Data excerpts
○ ○ ○ ○ ○

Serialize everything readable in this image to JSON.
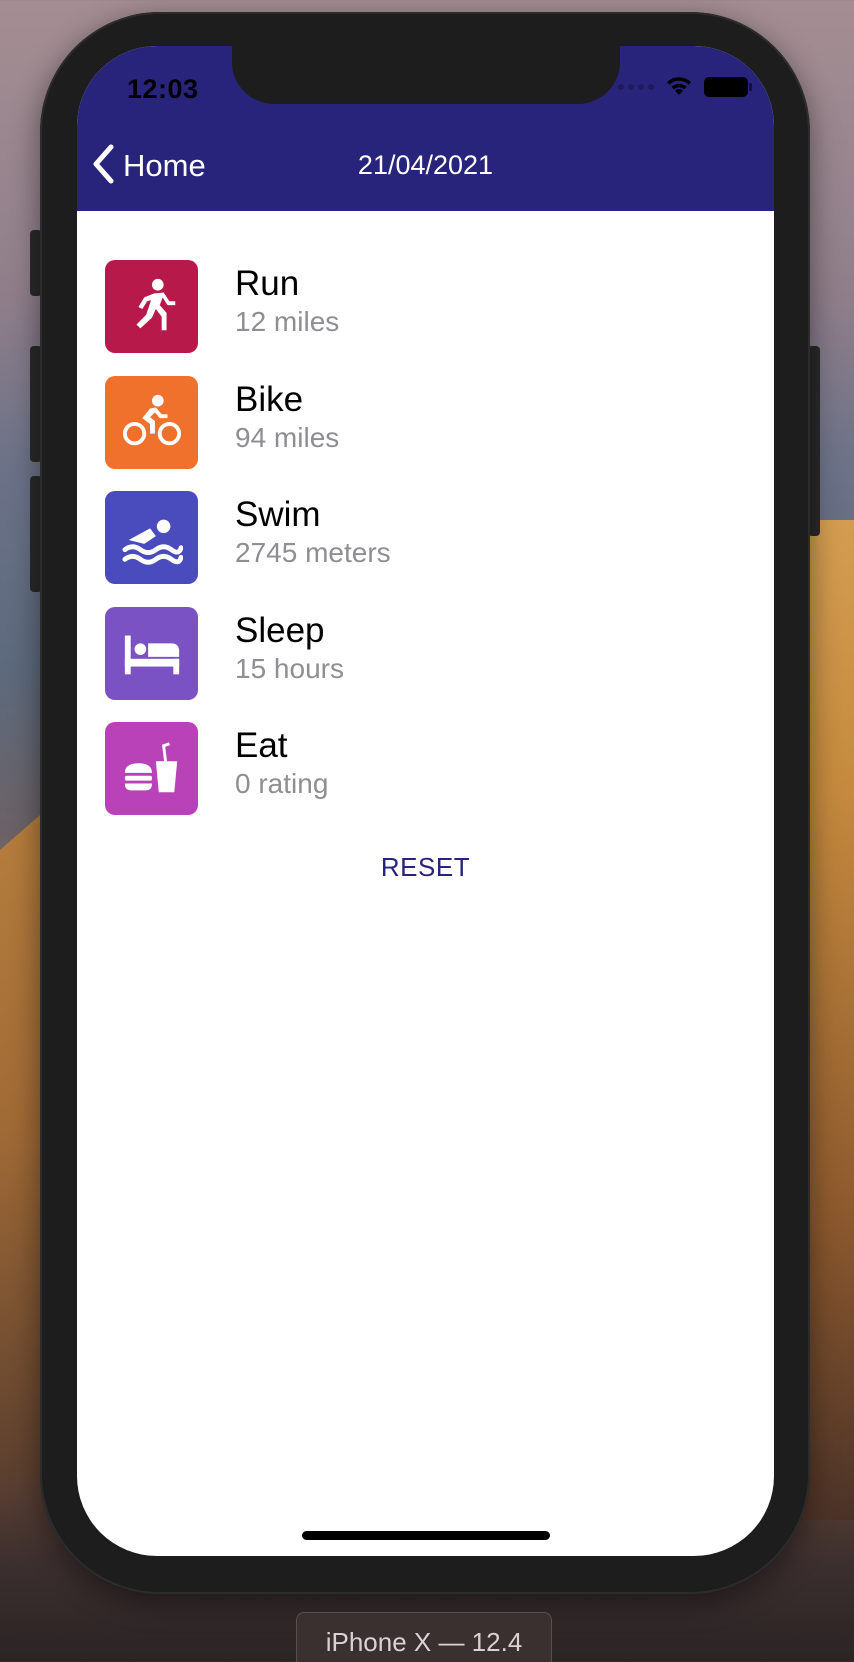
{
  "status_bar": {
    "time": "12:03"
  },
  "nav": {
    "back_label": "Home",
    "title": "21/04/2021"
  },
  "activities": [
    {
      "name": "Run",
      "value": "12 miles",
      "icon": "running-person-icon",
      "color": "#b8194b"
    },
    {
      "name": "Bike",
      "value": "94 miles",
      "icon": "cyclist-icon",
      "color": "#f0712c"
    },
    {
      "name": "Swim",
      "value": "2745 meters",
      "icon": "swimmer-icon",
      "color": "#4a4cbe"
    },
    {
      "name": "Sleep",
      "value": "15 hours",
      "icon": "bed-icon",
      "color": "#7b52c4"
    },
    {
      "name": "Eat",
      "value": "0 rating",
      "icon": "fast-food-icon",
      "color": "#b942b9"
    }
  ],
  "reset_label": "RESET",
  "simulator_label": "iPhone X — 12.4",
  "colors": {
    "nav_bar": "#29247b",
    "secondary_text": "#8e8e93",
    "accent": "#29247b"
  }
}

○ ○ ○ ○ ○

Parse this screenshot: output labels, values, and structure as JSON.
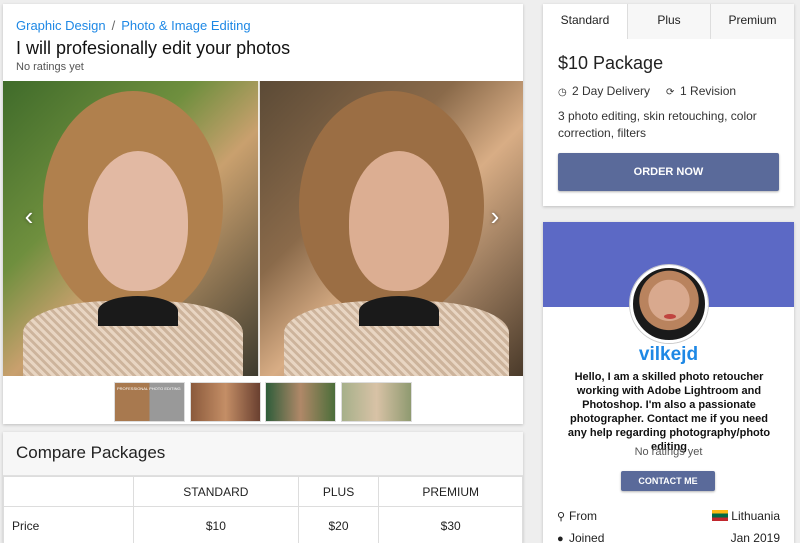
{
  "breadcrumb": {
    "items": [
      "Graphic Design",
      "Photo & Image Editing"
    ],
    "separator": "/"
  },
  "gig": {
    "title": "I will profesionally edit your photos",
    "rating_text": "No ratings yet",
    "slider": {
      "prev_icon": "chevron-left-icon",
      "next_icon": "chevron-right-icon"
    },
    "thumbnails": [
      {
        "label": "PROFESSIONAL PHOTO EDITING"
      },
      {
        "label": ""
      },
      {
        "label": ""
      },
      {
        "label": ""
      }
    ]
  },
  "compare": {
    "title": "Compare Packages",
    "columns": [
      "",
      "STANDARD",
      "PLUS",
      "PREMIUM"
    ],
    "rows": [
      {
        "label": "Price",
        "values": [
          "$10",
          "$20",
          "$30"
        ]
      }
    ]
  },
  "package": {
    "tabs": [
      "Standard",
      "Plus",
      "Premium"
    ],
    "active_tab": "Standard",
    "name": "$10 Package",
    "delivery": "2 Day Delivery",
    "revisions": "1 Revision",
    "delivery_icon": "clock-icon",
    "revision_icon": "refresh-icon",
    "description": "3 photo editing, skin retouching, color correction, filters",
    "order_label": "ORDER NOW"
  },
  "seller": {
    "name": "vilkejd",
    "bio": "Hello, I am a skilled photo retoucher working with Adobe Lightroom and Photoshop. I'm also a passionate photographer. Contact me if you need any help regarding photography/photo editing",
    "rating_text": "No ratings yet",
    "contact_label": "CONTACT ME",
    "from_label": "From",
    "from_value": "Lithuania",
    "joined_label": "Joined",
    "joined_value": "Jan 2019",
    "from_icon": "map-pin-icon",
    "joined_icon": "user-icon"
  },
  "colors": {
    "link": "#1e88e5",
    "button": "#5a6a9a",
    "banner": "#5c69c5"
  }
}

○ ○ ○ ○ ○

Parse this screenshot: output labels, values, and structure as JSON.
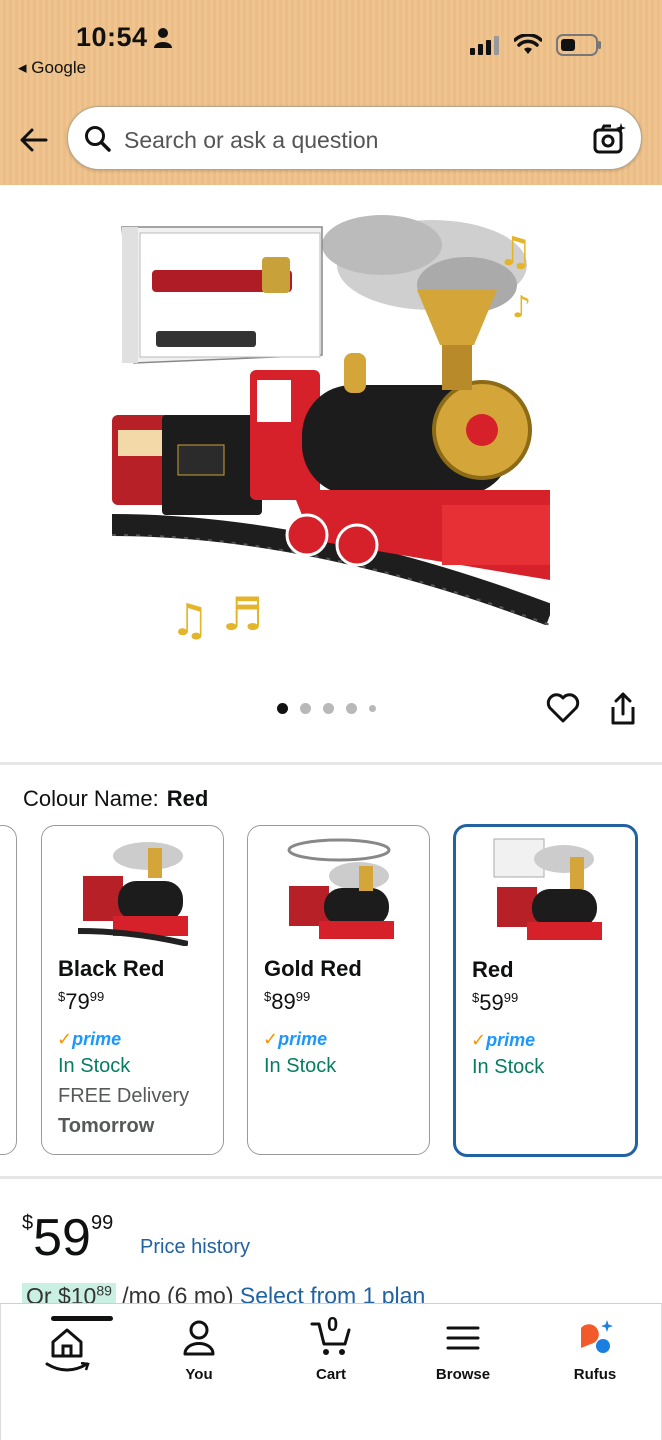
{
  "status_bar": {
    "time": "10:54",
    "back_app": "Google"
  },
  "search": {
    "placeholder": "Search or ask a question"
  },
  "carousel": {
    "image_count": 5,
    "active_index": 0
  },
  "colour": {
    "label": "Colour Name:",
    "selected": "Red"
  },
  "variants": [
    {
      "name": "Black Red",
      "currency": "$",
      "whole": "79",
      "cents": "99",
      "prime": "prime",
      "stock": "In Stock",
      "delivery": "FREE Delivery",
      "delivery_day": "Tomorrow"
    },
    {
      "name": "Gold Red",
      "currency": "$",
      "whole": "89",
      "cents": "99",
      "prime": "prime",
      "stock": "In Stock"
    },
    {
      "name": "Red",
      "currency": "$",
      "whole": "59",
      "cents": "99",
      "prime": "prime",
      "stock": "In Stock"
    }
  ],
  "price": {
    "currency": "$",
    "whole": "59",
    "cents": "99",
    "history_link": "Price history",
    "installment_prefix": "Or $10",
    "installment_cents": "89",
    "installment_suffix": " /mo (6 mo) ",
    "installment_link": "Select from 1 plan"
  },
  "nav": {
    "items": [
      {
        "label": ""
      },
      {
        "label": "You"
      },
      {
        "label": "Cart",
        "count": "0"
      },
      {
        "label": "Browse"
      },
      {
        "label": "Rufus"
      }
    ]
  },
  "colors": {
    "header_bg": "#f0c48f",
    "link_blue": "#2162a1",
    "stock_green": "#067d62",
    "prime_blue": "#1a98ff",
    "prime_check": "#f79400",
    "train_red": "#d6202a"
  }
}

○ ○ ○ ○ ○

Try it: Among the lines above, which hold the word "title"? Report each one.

Exercise result:
    "title": "21/04/2021"
    "title": "I will profesionally edit your photos",
    "title": "Compare Packages",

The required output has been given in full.